“We don’t trade votes, and members of the court have different judicial philosophies,” Breyer, the court’s most senior liberal justice, told George Stephanopoulos on ABC's "Good Morning America."
"Some emphasize more text. ... Some, like me, probably emphasize more purposes. And the great divisions are probably much more along those lines than what we would think of as political lines," Breyer said.
"I thought that was a very bad decision and I dissented,” he said.
The court’s denial of the request from Texas abortion providers to temporarily put state law SB8 on hold also drew sharp criticism from Justice Sonia Sotomayor, who wrote in dissent that the court chose to "ignore its constitutional obligations … the sanctity of its precedents and of the rule of law."

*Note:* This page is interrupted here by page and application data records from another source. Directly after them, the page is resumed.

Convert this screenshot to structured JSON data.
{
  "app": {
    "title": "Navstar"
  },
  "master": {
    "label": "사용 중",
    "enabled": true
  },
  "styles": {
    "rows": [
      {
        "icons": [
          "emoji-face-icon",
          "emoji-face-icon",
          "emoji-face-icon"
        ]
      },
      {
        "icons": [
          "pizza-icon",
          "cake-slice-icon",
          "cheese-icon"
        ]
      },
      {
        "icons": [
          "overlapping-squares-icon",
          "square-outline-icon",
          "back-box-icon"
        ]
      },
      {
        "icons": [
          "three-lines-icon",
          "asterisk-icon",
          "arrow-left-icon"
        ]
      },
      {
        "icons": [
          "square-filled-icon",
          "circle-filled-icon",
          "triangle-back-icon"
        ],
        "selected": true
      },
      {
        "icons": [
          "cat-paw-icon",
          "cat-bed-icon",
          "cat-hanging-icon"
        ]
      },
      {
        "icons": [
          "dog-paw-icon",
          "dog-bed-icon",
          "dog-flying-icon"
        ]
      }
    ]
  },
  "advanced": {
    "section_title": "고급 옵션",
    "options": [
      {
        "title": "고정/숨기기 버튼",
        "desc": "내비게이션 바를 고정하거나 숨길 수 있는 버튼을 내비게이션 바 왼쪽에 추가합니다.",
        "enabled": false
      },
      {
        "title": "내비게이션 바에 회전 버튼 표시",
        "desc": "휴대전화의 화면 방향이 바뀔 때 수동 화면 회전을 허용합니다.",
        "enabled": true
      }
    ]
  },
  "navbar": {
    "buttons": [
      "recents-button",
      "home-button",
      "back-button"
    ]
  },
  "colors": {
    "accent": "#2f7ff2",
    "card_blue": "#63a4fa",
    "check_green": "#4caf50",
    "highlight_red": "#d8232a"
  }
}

Breyer explained that "a rule of law means you sometimes follow decisions you don’t like."
The 83-year-old justice has published a new book -- "The Authority of the Court and the Peril of Politics" -- defending the Supreme Court as a nonpartisan institution whose power depends on credibility among Americans of all viewpoints.
"That’s a treasure, and it’s been built up over many many years," Breyer told Stephanopoulos.
"I am worried if people don’t understand it," he said, "they won’t have trust in our institutions. And if they don’t have trust in institutions, it becomes difficult if not impossible to live in a society of 331 million people of tremendous diversity."
Breyer, the court’s oldest member, has come under intense pressure from progressives to step down while Democrats control the Senate and White House.
He told GMA that he is thinking about retirement but has not yet made a decision on timing.
"There are many different considerations," Breyer said. "I do not intend to die there on the court; I hope not."